“The desire to be creative and come up with new ideas is why I feel connected to Tiffany, because I want to keep exploring, shaping and changing the material in the industry,” Wilm said. “Maybe I can be part of this innovation of new material, the stuff people want to use and see in stained glass.”
Art In The Era of Likes and Shares
According to a recent study, a reported 71% of surveyed art buyers found art via Instagram over any other social media platform. Wilm herself isn’t an avid user of social media, but recognized it as a business tool.

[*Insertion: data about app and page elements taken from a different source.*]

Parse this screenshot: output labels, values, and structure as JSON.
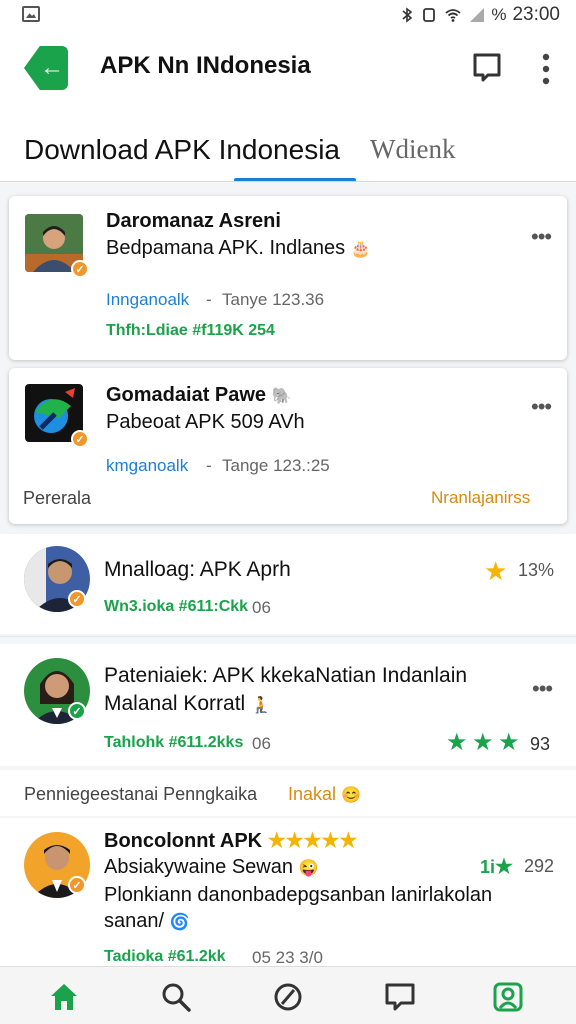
{
  "status_bar": {
    "icons": [
      "gallery-icon",
      "bluetooth-icon",
      "vibrate-icon",
      "wifi-icon",
      "signal-icon"
    ],
    "battery": "%",
    "time": "23:00"
  },
  "header": {
    "title": "APK Nn INdonesia",
    "back_icon": "back-arrow-icon",
    "chat_icon": "message-icon",
    "menu_icon": "more-vert-icon"
  },
  "tabs": [
    {
      "label": "Download APK  Indonesia",
      "active": true
    },
    {
      "label": "Wdienk",
      "active": false
    }
  ],
  "colors": {
    "accent": "#1aa34a",
    "link": "#1c7fd6",
    "tab_indicator": "#1c7fd6",
    "badge_orange": "#f0962a"
  },
  "items": [
    {
      "name": "Daromanaz Asreni",
      "subtitle": "Bedpamana APK. Indlanes",
      "subtitle_emoji": "🎂",
      "link": "Innganoalk",
      "separator": "-",
      "meta": "Tanye 123.36",
      "stats": "Thfh:Ldiae #f119K 254",
      "badge": "orange"
    },
    {
      "name": "Gomadaiat Pawe",
      "name_emoji": "🐘",
      "subtitle": "Pabeoat APK 509 AVh",
      "link": "kmganoalk",
      "separator": "-",
      "meta": "Tange 123.:25",
      "footer_left": "Pererala",
      "footer_right": "Nranlajanirss",
      "badge": "orange"
    },
    {
      "name": "Mnalloag: APK Aprh",
      "stats": "Wn3.ioka #611:Ckk",
      "stats_extra": "06",
      "rating": "13%",
      "badge": "orange"
    },
    {
      "name": "Pateniaiek: APK kkekaNatian Indanlain",
      "subtitle": "Malanal Korratl",
      "subtitle_emoji": "🧎",
      "stats": "Tahlohk #611.2kks",
      "stats_extra": "06",
      "stars_count": 3,
      "rating": "93",
      "badge": "green"
    },
    {
      "section_left": "Penniegeestanai Penngkaika",
      "section_right": "Inakal",
      "section_emoji": "😊"
    },
    {
      "name": "Boncolonnt APK",
      "name_stars": "★★★★★",
      "subtitle": "Absiakywaine Sewan",
      "subtitle_emoji": "😜",
      "rating_prefix": "1i",
      "rating": "292",
      "description": "Plonkiann danonbadepgsanban lanirlakolan",
      "description2": "sanan/",
      "description_emoji": "🌀",
      "stats": "Tadioka #61.2kk",
      "stats_extra": "05  23 3/0",
      "badge": "orange"
    }
  ],
  "bottom_nav": [
    "home-icon",
    "search-icon",
    "block-icon",
    "chat-icon",
    "profile-icon"
  ]
}
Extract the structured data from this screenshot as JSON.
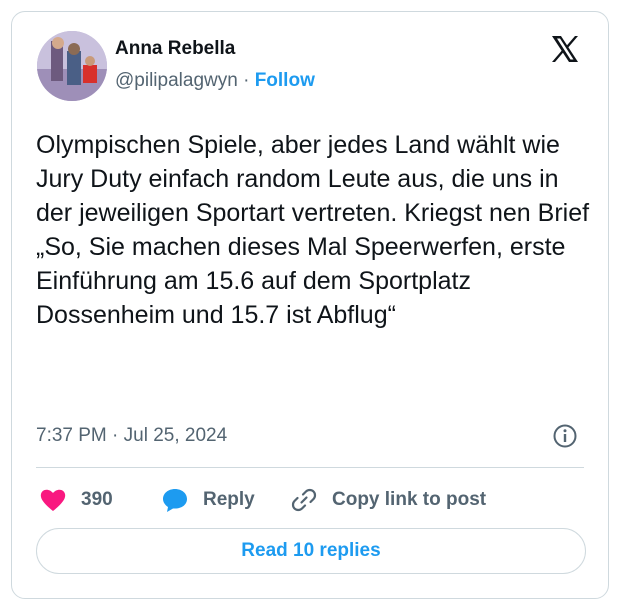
{
  "author": {
    "name": "Anna Rebella",
    "handle": "@pilipalagwyn",
    "separator": "·",
    "follow_label": "Follow"
  },
  "tweet": {
    "text": "Olympischen Spiele, aber jedes Land wählt wie Jury Duty einfach random Leute aus, die uns in der jeweiligen Sportart vertreten. Kriegst nen Brief „So, Sie machen dieses Mal Speerwerfen, erste Einführung am 15.6 auf dem Sportplatz Dossenheim und 15.7 ist Abflug“",
    "timestamp": "7:37 PM · Jul 25, 2024"
  },
  "actions": {
    "like_count": "390",
    "reply_label": "Reply",
    "copy_label": "Copy link to post"
  },
  "footer": {
    "read_replies_label": "Read 10 replies"
  },
  "colors": {
    "accent": "#1d9bf0",
    "like": "#f91880",
    "text": "#0f1419",
    "secondary": "#536471",
    "border": "#cfd9de"
  },
  "icons": [
    "x-logo-icon",
    "info-icon",
    "heart-icon",
    "reply-bubble-icon",
    "link-icon"
  ]
}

Her original goal was to hit 10,000 followers, which took over two years and involved things like free art giveaways and a lot of commitment.
Without paying for ads (a way that can quickly boost a person’s follower count on social media), Wilm was able to hit 10,000 followers.

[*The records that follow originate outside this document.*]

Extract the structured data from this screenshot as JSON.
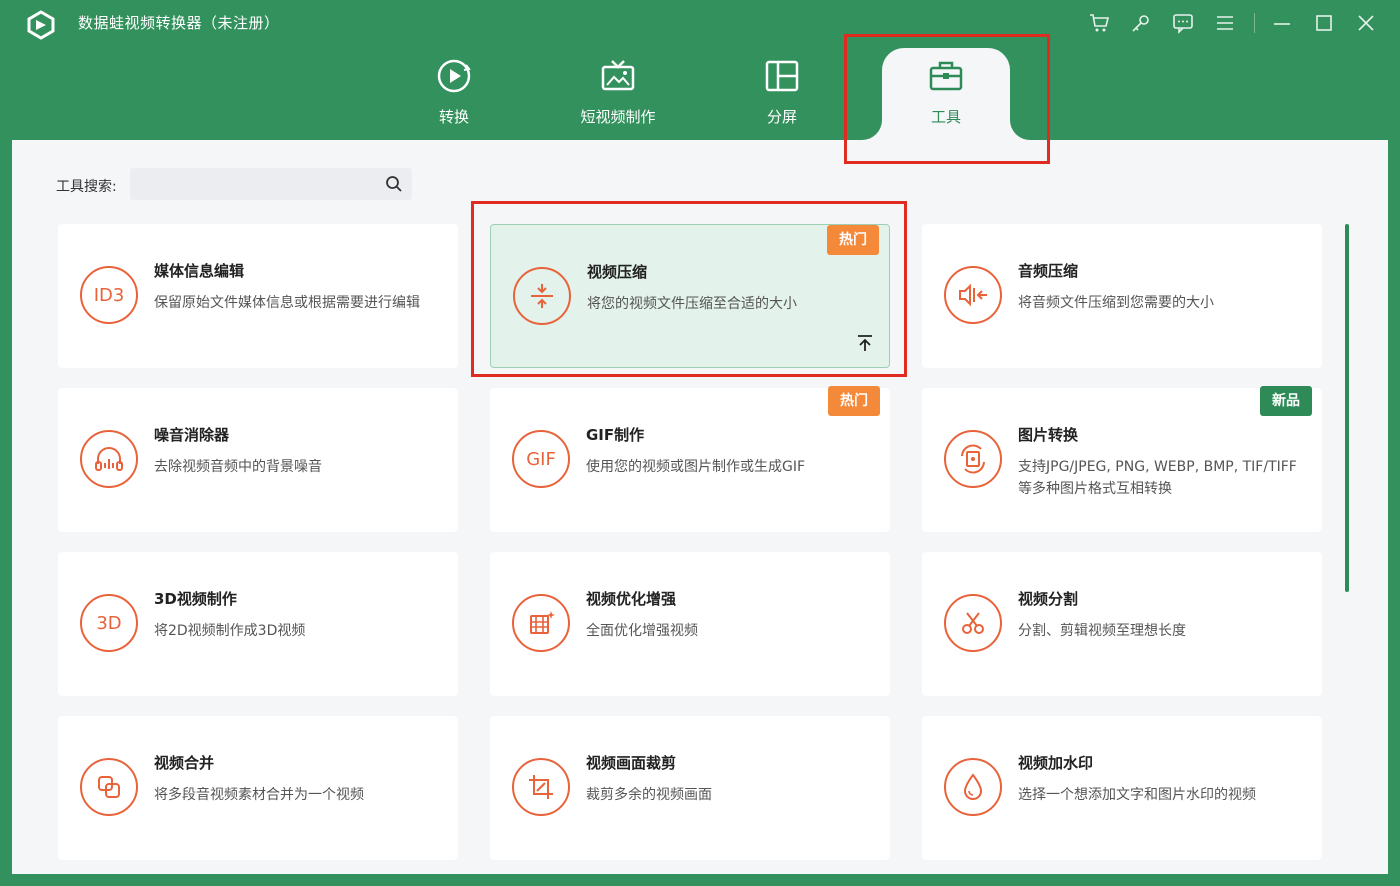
{
  "window": {
    "title": "数据蛙视频转换器（未注册）"
  },
  "tabs": [
    {
      "label": "转换"
    },
    {
      "label": "短视频制作"
    },
    {
      "label": "分屏"
    },
    {
      "label": "工具"
    }
  ],
  "active_tab": "工具",
  "search": {
    "label": "工具搜索:",
    "value": "",
    "placeholder": ""
  },
  "tools": [
    {
      "title": "媒体信息编辑",
      "desc": "保留原始文件媒体信息或根据需要进行编辑",
      "icon": "id3-icon",
      "icon_text": "ID3"
    },
    {
      "title": "视频压缩",
      "desc": "将您的视频文件压缩至合适的大小",
      "icon": "compress-icon",
      "badge": "热门"
    },
    {
      "title": "音频压缩",
      "desc": "将音频文件压缩到您需要的大小",
      "icon": "audio-compress-icon"
    },
    {
      "title": "噪音消除器",
      "desc": "去除视频音频中的背景噪音",
      "icon": "headphones-icon"
    },
    {
      "title": "GIF制作",
      "desc": "使用您的视频或图片制作或生成GIF",
      "icon": "gif-icon",
      "icon_text": "GIF",
      "badge": "热门"
    },
    {
      "title": "图片转换",
      "desc": "支持JPG/JPEG, PNG, WEBP, BMP, TIF/TIFF等多种图片格式互相转换",
      "icon": "image-convert-icon",
      "badge": "新品"
    },
    {
      "title": "3D视频制作",
      "desc": "将2D视频制作成3D视频",
      "icon": "3d-icon",
      "icon_text": "3D"
    },
    {
      "title": "视频优化增强",
      "desc": "全面优化增强视频",
      "icon": "enhance-icon"
    },
    {
      "title": "视频分割",
      "desc": "分割、剪辑视频至理想长度",
      "icon": "scissors-icon"
    },
    {
      "title": "视频合并",
      "desc": "将多段音视频素材合并为一个视频",
      "icon": "merge-icon"
    },
    {
      "title": "视频画面裁剪",
      "desc": "裁剪多余的视频画面",
      "icon": "crop-icon"
    },
    {
      "title": "视频加水印",
      "desc": "选择一个想添加文字和图片水印的视频",
      "icon": "watermark-icon"
    }
  ],
  "colors": {
    "brand_green": "#2e8b57",
    "accent_orange": "#e8633a",
    "hot_badge": "#f5893a",
    "highlight_red": "#e02b20"
  }
}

“The thing with Instagram that I felt really proud of is I never posted my face up until I went past 10,000 followers, because I wanted my art to be the thing that people cared about, and not the person selling the art,” Wilm said. “I think as a young woman, sometimes I feel like there are other factors that play into my success. But I got here with my talent.”
As her notoriety has grown, Wilm has started to show her face more. Based on the amount of fans coming to Boulder specifically to see her, that strategy seems to be paying off.

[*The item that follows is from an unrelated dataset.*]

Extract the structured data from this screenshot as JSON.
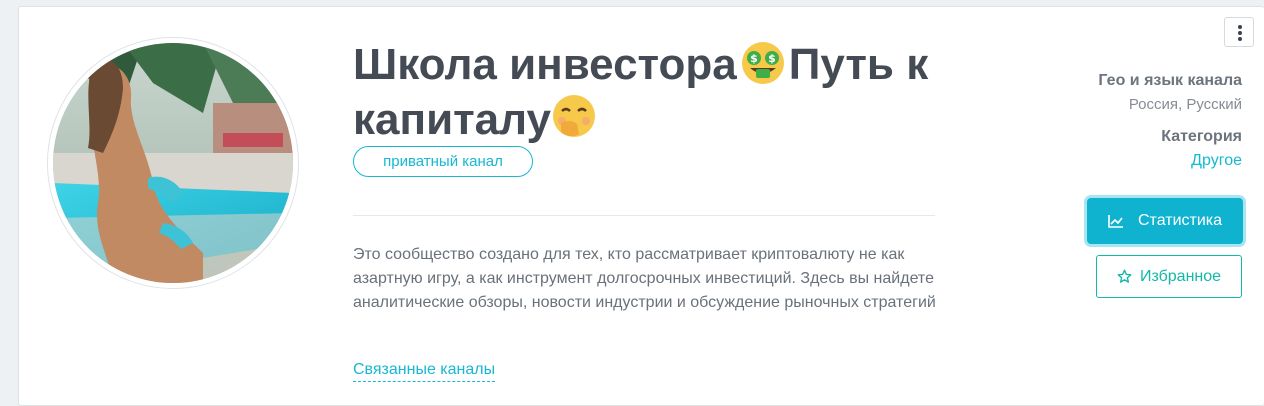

“Social media is a mixed bag when it comes to self-publicity, but I’ve found that people are connected to me as the artist,” WIlm said.
A recent study showed that 44% of internet users engage with video content every month, a trend that Wilm is very aware of with the rise of things like TikTok and YouTube Shorts. While there are plenty of people buying her content, Wilm thinks that most people actually enjoy watching it more than anything else.
“Art has become entertainment now,” Wilm said. “People enjoy seeing my finished pieces, but I can almost say they probably enjoy watching the creation process, if not more.”
In order to stay grounded among the sea of e-commerce, Wilm makes sure to stay true to herself and her values through philanthropy. Raising more than $14,000 in 2021 alone, Colorado Glassworks gives 10% of their proceeds back to charities that support the environment.
“Giving back binds my love of art and nature, and it feels good to know all this work is going toward a greater cause,” Wilm said. “I like being outdoors in Colorado, so I wanted to make sure some of my work was going back to what I love.”
Wilm’s success has allowed her to expand her business, and she is excited to bring the stained glass scene to Colorado. For those who are wanting to embark on a creative endeavor of their own, Wilm believes it’s all about the effort you put into it and not whether or not you have a special skill or interest.
“Anyone can do it,” Wilm said. “You just have to be consistent and persevere, even in the high and the low times. But if I can do it, anyone can do it.”
Wilm’s warm demeanor is only paralleled by the comfort and confidence that she exhibits while existing inside her kingdom of glass, with shards of intricately stained glass scattered around her and a pleasant hum of productivity and hard work.
Perhaps this genuine love for not only the craft of stained glass, but also the genuine desire to connect with people through art, is what causes people to flock to Colorado Glassworks. Maybe the historically superficial facade of social media success is no match for a genuinely authentic and talented artist.